4 Main Components
1. Internal Structure
This is the backbone of it all and it's what gets installed inside the hardtop—this is what will support everything on top. The structure includes a set of internal plates that are installed around the rear windows.
2. Mounting System
The mounting system is technically part of the internal structure, according to Rhino Rack’s website, but for the sake of simplicity I thought I would break talk about it separately.
This system includes 6 total plates, for 3 on each side to be connected to the internal structure. This is done by drilling into the hardtop roof of the Wrangler. While this may seem daunting, the roof is made of fiberglass so any mistakes should be easy to patch up...not that I made any.
As I've already mentioned, you can either get the standard or the quick release legs. The quick release legs come in a set of 6, while the quick release legs come in sets of 4 or 2.
The quick release legs do add 2” of height but they also make it easy to remove the roof rack. These come with red levers in the back that you need to lock into place for you to remove. This is a useful feature if you don’t plan to leave the roof rack on all the time.
The standard legs are shorter but are much more difficult to take off, not only because you need to unscrew each leg with an Allen wrench, but also because you have less space underneath to work with. This is ideal if you plan on just keeping the roof rack on.

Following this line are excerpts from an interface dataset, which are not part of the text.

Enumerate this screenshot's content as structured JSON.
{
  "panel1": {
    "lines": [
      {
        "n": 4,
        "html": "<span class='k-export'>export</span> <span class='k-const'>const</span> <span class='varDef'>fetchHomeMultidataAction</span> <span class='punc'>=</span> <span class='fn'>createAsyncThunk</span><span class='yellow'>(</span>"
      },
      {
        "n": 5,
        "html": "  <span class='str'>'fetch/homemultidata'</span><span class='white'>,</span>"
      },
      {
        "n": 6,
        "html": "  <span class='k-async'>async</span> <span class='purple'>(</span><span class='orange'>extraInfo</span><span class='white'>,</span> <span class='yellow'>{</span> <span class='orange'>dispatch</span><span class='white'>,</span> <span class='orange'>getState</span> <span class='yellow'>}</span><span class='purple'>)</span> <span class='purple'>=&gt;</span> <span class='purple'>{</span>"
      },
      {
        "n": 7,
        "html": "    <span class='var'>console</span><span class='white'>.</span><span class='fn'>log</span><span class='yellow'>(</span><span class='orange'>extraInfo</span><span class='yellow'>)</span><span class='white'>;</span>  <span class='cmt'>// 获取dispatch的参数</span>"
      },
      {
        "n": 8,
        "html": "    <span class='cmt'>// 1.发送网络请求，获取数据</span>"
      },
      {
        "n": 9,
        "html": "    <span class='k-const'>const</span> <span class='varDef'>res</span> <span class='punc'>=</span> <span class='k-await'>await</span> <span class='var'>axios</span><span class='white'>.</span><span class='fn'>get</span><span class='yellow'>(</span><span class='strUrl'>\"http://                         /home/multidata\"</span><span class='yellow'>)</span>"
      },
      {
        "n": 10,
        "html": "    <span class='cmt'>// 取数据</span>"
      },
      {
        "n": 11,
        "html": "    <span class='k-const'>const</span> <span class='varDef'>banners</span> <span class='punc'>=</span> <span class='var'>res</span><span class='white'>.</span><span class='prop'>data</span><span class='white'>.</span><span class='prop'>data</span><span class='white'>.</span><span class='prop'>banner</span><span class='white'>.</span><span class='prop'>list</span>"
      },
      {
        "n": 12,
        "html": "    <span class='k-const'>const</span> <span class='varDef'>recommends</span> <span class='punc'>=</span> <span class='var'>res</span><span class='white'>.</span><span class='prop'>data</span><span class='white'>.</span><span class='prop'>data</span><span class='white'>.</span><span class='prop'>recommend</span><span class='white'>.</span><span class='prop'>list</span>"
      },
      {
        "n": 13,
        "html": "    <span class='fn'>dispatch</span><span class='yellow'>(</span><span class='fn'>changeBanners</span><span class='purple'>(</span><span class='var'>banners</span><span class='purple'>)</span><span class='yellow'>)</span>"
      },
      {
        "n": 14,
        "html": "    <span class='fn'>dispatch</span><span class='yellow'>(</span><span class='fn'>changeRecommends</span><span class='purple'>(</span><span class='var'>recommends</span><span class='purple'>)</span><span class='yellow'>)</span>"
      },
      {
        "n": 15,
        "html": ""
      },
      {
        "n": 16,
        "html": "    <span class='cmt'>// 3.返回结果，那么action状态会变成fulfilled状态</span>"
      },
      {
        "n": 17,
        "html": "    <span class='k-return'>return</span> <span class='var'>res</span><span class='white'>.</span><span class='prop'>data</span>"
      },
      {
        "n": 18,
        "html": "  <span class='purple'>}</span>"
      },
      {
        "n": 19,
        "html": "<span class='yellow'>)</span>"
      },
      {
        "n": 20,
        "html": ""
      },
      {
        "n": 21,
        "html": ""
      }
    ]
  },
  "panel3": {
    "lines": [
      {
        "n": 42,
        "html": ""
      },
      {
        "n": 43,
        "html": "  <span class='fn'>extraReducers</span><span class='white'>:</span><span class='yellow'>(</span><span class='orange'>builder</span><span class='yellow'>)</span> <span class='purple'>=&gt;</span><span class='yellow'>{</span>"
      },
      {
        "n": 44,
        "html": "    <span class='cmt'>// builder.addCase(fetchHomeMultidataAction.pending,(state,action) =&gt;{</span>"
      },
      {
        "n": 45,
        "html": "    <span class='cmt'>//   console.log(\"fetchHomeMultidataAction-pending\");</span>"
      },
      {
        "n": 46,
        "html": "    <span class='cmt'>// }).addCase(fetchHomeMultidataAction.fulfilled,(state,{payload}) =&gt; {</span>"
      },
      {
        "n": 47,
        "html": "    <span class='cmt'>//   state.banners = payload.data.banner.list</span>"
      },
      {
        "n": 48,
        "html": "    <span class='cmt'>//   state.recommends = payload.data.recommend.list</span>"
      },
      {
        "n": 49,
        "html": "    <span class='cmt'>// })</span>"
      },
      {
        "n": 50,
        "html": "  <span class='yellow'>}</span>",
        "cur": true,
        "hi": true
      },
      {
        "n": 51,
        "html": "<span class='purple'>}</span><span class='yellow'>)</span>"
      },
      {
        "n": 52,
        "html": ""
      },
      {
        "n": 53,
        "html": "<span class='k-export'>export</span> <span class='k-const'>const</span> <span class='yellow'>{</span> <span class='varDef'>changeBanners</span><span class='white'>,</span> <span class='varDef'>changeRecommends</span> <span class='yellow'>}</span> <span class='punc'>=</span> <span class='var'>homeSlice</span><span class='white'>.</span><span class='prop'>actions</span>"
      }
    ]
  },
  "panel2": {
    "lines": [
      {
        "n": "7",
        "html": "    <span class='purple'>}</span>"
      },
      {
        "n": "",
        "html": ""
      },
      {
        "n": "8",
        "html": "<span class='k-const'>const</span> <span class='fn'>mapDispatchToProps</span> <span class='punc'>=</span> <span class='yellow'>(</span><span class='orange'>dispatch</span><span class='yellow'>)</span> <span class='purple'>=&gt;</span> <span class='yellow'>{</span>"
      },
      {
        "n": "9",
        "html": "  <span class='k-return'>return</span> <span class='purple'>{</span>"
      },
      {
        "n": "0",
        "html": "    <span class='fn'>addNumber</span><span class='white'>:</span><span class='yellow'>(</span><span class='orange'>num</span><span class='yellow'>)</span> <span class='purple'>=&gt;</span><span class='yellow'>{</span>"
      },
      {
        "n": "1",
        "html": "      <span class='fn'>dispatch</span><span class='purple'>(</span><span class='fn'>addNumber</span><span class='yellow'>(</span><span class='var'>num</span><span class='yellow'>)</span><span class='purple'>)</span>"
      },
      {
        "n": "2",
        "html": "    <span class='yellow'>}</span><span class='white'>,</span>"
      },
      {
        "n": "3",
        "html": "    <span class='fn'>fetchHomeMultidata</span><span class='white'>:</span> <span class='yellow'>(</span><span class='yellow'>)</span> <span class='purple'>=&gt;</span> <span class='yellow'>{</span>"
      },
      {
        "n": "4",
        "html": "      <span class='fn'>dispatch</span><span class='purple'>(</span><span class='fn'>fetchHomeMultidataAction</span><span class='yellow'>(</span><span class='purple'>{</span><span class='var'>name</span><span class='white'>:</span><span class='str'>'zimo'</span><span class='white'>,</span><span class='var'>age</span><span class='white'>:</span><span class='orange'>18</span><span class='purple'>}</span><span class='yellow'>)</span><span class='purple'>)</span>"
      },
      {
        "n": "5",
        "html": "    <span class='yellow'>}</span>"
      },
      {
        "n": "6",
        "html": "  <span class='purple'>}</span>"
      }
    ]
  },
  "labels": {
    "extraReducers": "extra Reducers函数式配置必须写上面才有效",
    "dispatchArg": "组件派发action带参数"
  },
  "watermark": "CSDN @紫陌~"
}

The platform itself is 72”x56”, giving you more than enough room for just about any roof top tent as well as providing ample storage space for your equipment. The slats that make this up are nice and wide, giving you a really solid base. These come with cross-bracing for added support.
I will say that it can be difficult to get the right fit with some roof top tents due to the spacing between the slates and I have had to drill into the slats to get certain tents to fit, but this was not usually the case.
If your sole purpose for getting a roof rack is to for a roof top tent, I honestly think it might be a better to get the crossbars over the platform as they will make it easier to fit a wider variety of tents and it's a less expensive option.
I absolutely do not like the fact that the legs themselves are mounted to the platform by only a single bolt. Why? Because once, during a a multi-day excursion, three of the legs came loose and my roof top tent started shaking.
This is problematic because the motion of such a heavy piece of gear can put some strain on the roof rack, potentially pushing it past its dynamic weight capacity.
Luckily, I noticed this early on in my trip but it still required me to stop and tighten each of the three bolts down and then put some Loctite in there to make sure it didn’t happen again.
I should also mention that the roof rack does cover up part of the antenna, which has led to the occasional loss of signal, but only for satellite radio (it bothers my wife more than it does me).
I will start by saying that I definitely think you get what you pay for when it comes this Rhino Rack. It is made from high quality material and is very tough and durable. Aside from the onetime incident with the bolts, I’ve never had any structural issues.
I also feel it's important to mention that I didn’t really notice any increase in wind noise, which is always a plus when for those long drives on the freeway.
As far as the different types of legs for this setup go, I've tried both and I have to say, I prefer the standard edition. Even though the quick release makes it easier to gain access underneath the platform, I don’t ever remove my roof rack so I don't really have a need for this version. The shorter height of the standard edition makes it easier to fit into my garage and I honestly prefer how it looks.
When it comes to picking the right piece of gear and equipment for your rig, the most important consideration is how you'll be using it because it should fit your needs, not the other way around. All in all, this is an outstanding roof rack that has held up well over the years and handled everything I've needed it to do.
Rhino Rack with Backbone system install video on a Jeep Wrangler JK: https://youtu.be/SGGxxPg3avM